### WHAT YOU WILL DO
In the records below, find each line with the word "title" and copy it.

Entries from a dataset of interfaces:
——————

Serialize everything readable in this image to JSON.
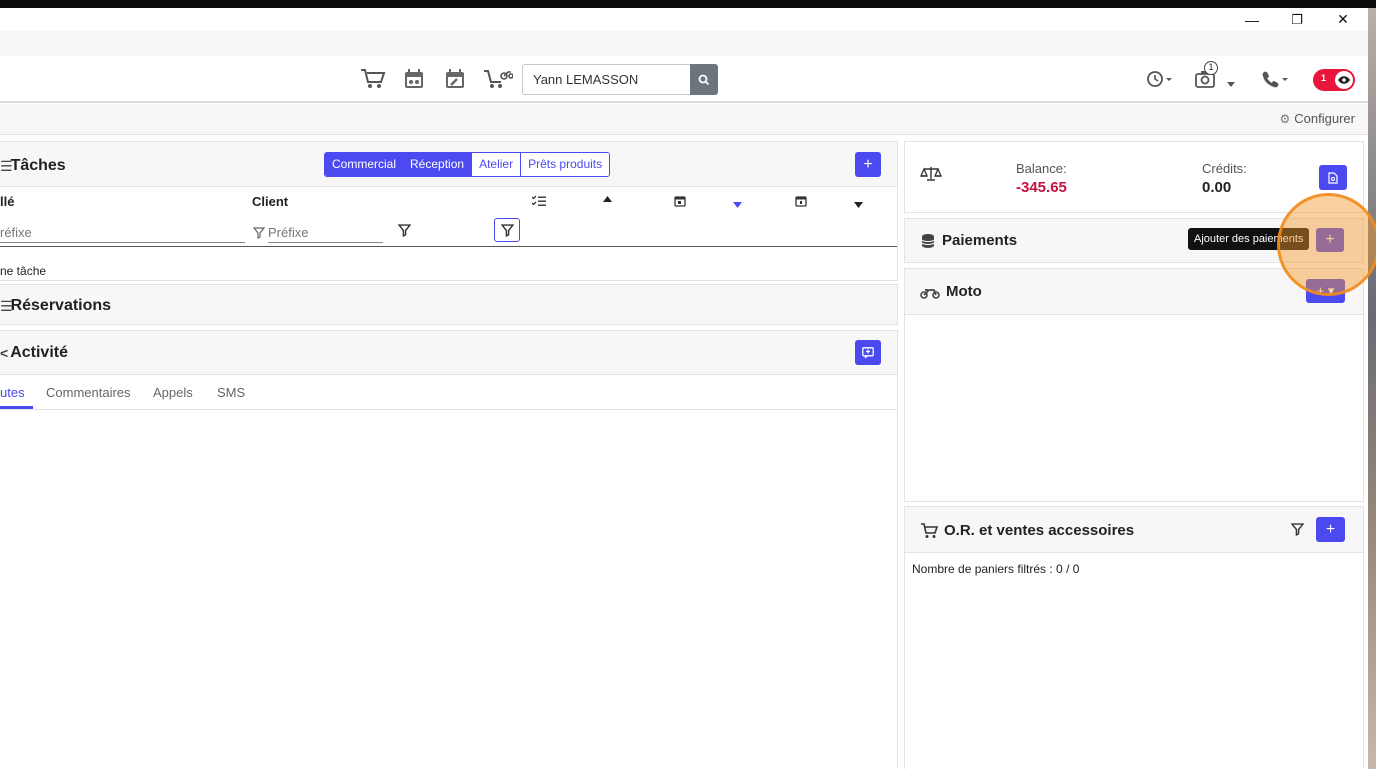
{
  "window": {
    "minimize_glyph": "—",
    "restore_glyph": "❐",
    "close_glyph": "✕"
  },
  "header": {
    "icons": [
      "cart-icon",
      "calendar-moto-icon",
      "calendar-wrench-icon",
      "cart-moto-icon"
    ],
    "search": {
      "value": "Yann LEMASSON",
      "placeholder": ""
    },
    "right_icons": [
      "history-icon",
      "camera-icon",
      "phone-icon"
    ],
    "camera_badge": "1",
    "toggle_label": "1"
  },
  "config": {
    "label": "Configurer"
  },
  "taches": {
    "title": "Tâches",
    "segments": [
      "Commercial",
      "Réception",
      "Atelier",
      "Prêts produits"
    ],
    "active_segments": [
      "Commercial",
      "Réception"
    ],
    "col_libelle": "llé",
    "col_client": "Client",
    "filter_libelle_placeholder": "réfixe",
    "filter_client_placeholder": "Préfixe",
    "empty_text": "ne tâche"
  },
  "reservations": {
    "title": "Réservations"
  },
  "activite": {
    "title": "Activité",
    "tabs": [
      "utes",
      "Commentaires",
      "Appels",
      "SMS"
    ],
    "active_tab": "utes"
  },
  "balance": {
    "balance_label": "Balance:",
    "balance_value": "-345.65",
    "credits_label": "Crédits:",
    "credits_value": "0.00",
    "balance_color": "#c4123e"
  },
  "paiements": {
    "title": "Paiements",
    "tooltip": "Ajouter des paiements"
  },
  "moto": {
    "title": "Moto"
  },
  "or_ventes": {
    "title": "O.R. et ventes accessoires",
    "filter_text": "Nombre de paniers filtrés : 0 / 0"
  },
  "colors": {
    "accent": "#4a4af0",
    "danger": "#e8153c",
    "highlight": "#f0962a"
  }
}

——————

### EXPECTED OUTPUT
    "title": "Tâches",
    "title": "Réservations"
    "title": "Activité",
    "title": "Paiements",
    "title": "Moto"
    "title": "O.R. et ventes accessoires",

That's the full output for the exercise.